During the last three years, tourist arrivals from China have numbered 268,952 in 2017, 265,965 in 2018 and 167,863 in 2019. The drop in arrivals in 2019 has been due to the aftermath of the Easter Sunday terrorist attacks.
In this context, the middle income population of China is known to be growing rapidly and offers a good source for trading, and in particular as consumers of various products and services.
An unfortunate situation has arisen in China due to COVID-19, eliciting sympathy and assistance from many parts of the world. As a close friend of China, Sri Lanka has been particularly responsive in this respect through the conduct of many religious events and prayers in Buddhist temples, Christian churches, Hindu kovils and Muslim mosques, organised mainly through the Sri Lanka China Friendship Associations demonstrating the collective empathy and solidarity of the Sri Lankan people.
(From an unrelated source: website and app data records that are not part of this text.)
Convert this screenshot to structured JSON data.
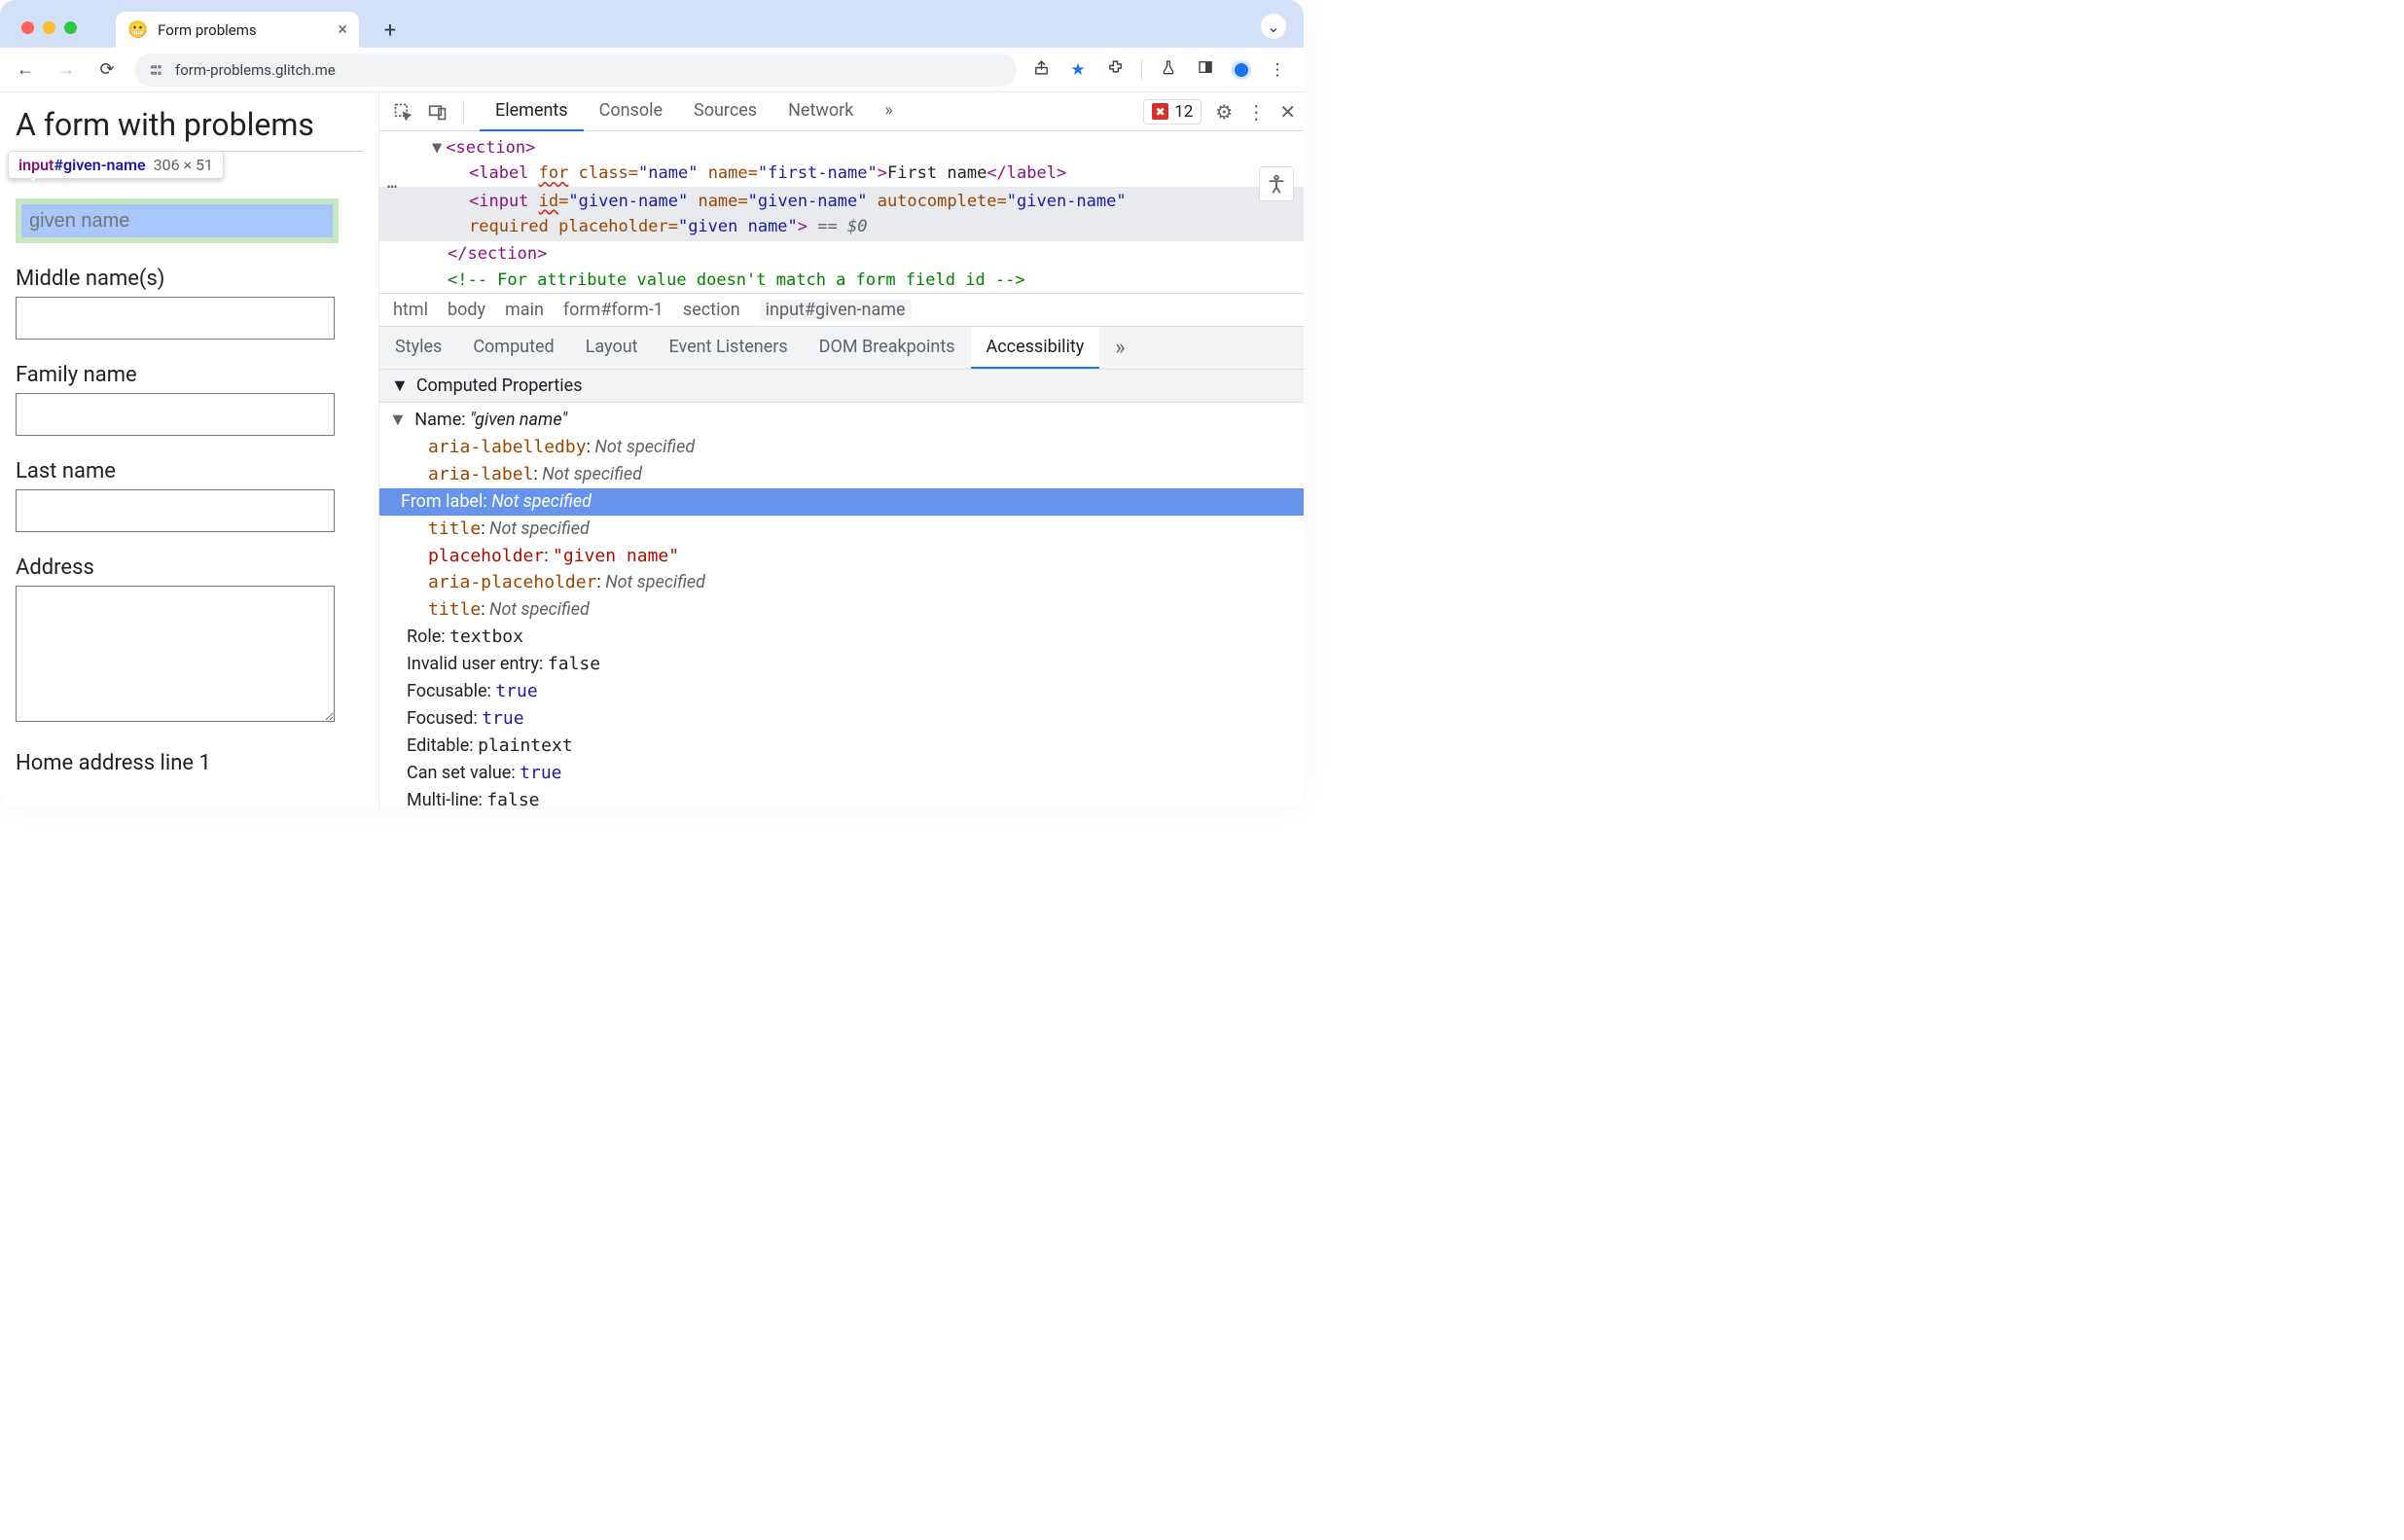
{
  "window": {
    "tab_title": "Form problems",
    "url": "form-problems.glitch.me",
    "favicon": "😬",
    "tabstrip_dropdown_glyph": "⌄",
    "newtab_glyph": "+"
  },
  "addr_icons": {
    "share": "⇪",
    "star": "★",
    "ext": "⛶",
    "flask": "⚗",
    "panel": "◧",
    "kebab": "⋮"
  },
  "page": {
    "h1": "A form with problems",
    "inspect_tooltip": {
      "tag": "input",
      "id": "#given-name",
      "dim": "306 × 51"
    },
    "given_name_placeholder": "given name",
    "labels": {
      "first": "First name",
      "middle": "Middle name(s)",
      "family": "Family name",
      "last": "Last name",
      "address": "Address",
      "home1": "Home address line 1"
    }
  },
  "devtools": {
    "tabs": [
      "Elements",
      "Console",
      "Sources",
      "Network"
    ],
    "more_glyph": "»",
    "errors": "12",
    "gear": "⚙",
    "kebab": "⋮",
    "close": "✕",
    "inspect_glyph": "⛶",
    "device_glyph": "⌐",
    "a11y_glyph": "⊼"
  },
  "dom": {
    "l1_open": "<section>",
    "l2_label_pre": "<label ",
    "l2_for": "for",
    "l2_class_attr": " class=",
    "l2_class_val": "\"name\"",
    "l2_name_attr": " name=",
    "l2_name_val": "\"first-name\"",
    "l2_gt": ">",
    "l2_text": "First name",
    "l2_close": "</label>",
    "l3_input_pre": "<input ",
    "l3_id": "id",
    "l3_eq": "=",
    "l3_id_val": "\"given-name\"",
    "l3_name_attr": " name=",
    "l3_name_val": "\"given-name\"",
    "l3_ac_attr": " autocomplete=",
    "l3_ac_val": "\"given-name\"",
    "l3b_required": "required",
    "l3b_ph_attr": " placeholder=",
    "l3b_ph_val": "\"given name\"",
    "l3b_gt": ">",
    "l3b_eq0": " == $0",
    "l4_close": "</section>",
    "l5_comment": "<!-- For attribute value doesn't match a form field id -->"
  },
  "breadcrumb": [
    "html",
    "body",
    "main",
    "form#form-1",
    "section",
    "input#given-name"
  ],
  "subtabs": [
    "Styles",
    "Computed",
    "Layout",
    "Event Listeners",
    "DOM Breakpoints",
    "Accessibility"
  ],
  "props": {
    "hdr": "Computed Properties",
    "name_label": "Name: ",
    "name_value": "\"given name\"",
    "rows": [
      {
        "k": "aria-labelledby",
        "v": "Not specified",
        "kcls": "p-orange pmono",
        "vcls": "p-grey-i"
      },
      {
        "k": "aria-label",
        "v": "Not specified",
        "kcls": "p-orange pmono",
        "vcls": "p-grey-i"
      },
      {
        "k": "From label",
        "v": "Not specified",
        "hl": true
      },
      {
        "k": "title",
        "v": "Not specified",
        "kcls": "p-orange pmono",
        "vcls": "p-grey-i"
      },
      {
        "k": "placeholder",
        "v": "\"given name\"",
        "kcls": "p-red pmono",
        "vcls": "p-red pmono"
      },
      {
        "k": "aria-placeholder",
        "v": "Not specified",
        "kcls": "p-orange pmono",
        "vcls": "p-grey-i"
      },
      {
        "k": "title",
        "v": "Not specified",
        "kcls": "p-orange pmono",
        "vcls": "p-grey-i"
      }
    ],
    "extras": [
      {
        "k": "Role",
        "v": "textbox",
        "vcls": "pmono"
      },
      {
        "k": "Invalid user entry",
        "v": "false",
        "vcls": "pmono"
      },
      {
        "k": "Focusable",
        "v": "true",
        "vcls": "pmono p-blue"
      },
      {
        "k": "Focused",
        "v": "true",
        "vcls": "pmono p-blue"
      },
      {
        "k": "Editable",
        "v": "plaintext",
        "vcls": "pmono"
      },
      {
        "k": "Can set value",
        "v": "true",
        "vcls": "pmono p-blue"
      },
      {
        "k": "Multi-line",
        "v": "false",
        "vcls": "pmono"
      }
    ]
  }
}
Since Sri Lanka is an importer of raw materials, components and intermediate goods from China as inputs for many production processes of manufacturers for export, the disruption that has been caused to the production processes of such enterprises as a result of COVID-19, could be used as a learning experience, and for the development of other suppliers.
However, cost will be an issue when sourcing inputs from other sources. Nevertheless, since Sri Lankan exporters are generally known to conform to certain standards and for relatively high-quality products, efforts can be made to supply such products to niche markets. However, this learning experience should motivate Sri Lankan exporters to reduce their costs of production through improvement in productivity, to be more competitive in international markets.
A related opportunity that is bound to arise is in regard to the supply of inputs to regional value chains. This is due to the fact that the operations of most regional value chains are found to be disrupted due to the inability to source supplies from China, which has hitherto been the case. Herein lies the opportunity for capable Sri Lankan suppliers to fill the voids, through cost competitive inputs of relatively better quality.
The chamber has already embarked on a survey among its member exporters to obtain details of inputs they source from Chinese suppliers, and their ability to supply raw materials, components and intermediate goods, to meet the requirements of regional value chains. The information that is being collected will be collated by the chamber, for communication to the relevant chambers of trade and commerce in countries where opportunities are likely to exist. Such trade chambers will be requested to disseminate information among their members with a view to link suppliers from Sri Lanka.
At the same time, the NCE is mindful of conveying to its member enterprises that these opportunities could be of a short-term duration, until the crisis related to the coronavirus comes to an end, when it is likely that importers in the value chains may shift to their original suppliers from China, due to cost advantages or for other reasons. As such, Sri Lankan suppliers should endeavour to convert their short-term opportunities into long-term sustainability of business relationships by consolidating on short-term gains.
It is now known that many Japanese and US Investments located in China are shifting their factories to countries such as Vietnam due to the adverse impact of COVID-19. This is an opportunity for the BOI to promote the facilities in Free Trade Zones and other positive attributes of the country to attract such production facilities to Sri Lanka.
For instance, the highly literate and trainable workforce available in Sri Lanka, along with the relative cost advantages, may be highlighted in a promotional campaign of the BOI. Attraction of such ventures will also provide an opportunity to employ unemployed graduates for their operations by providing the necessary training to acquire the required skills.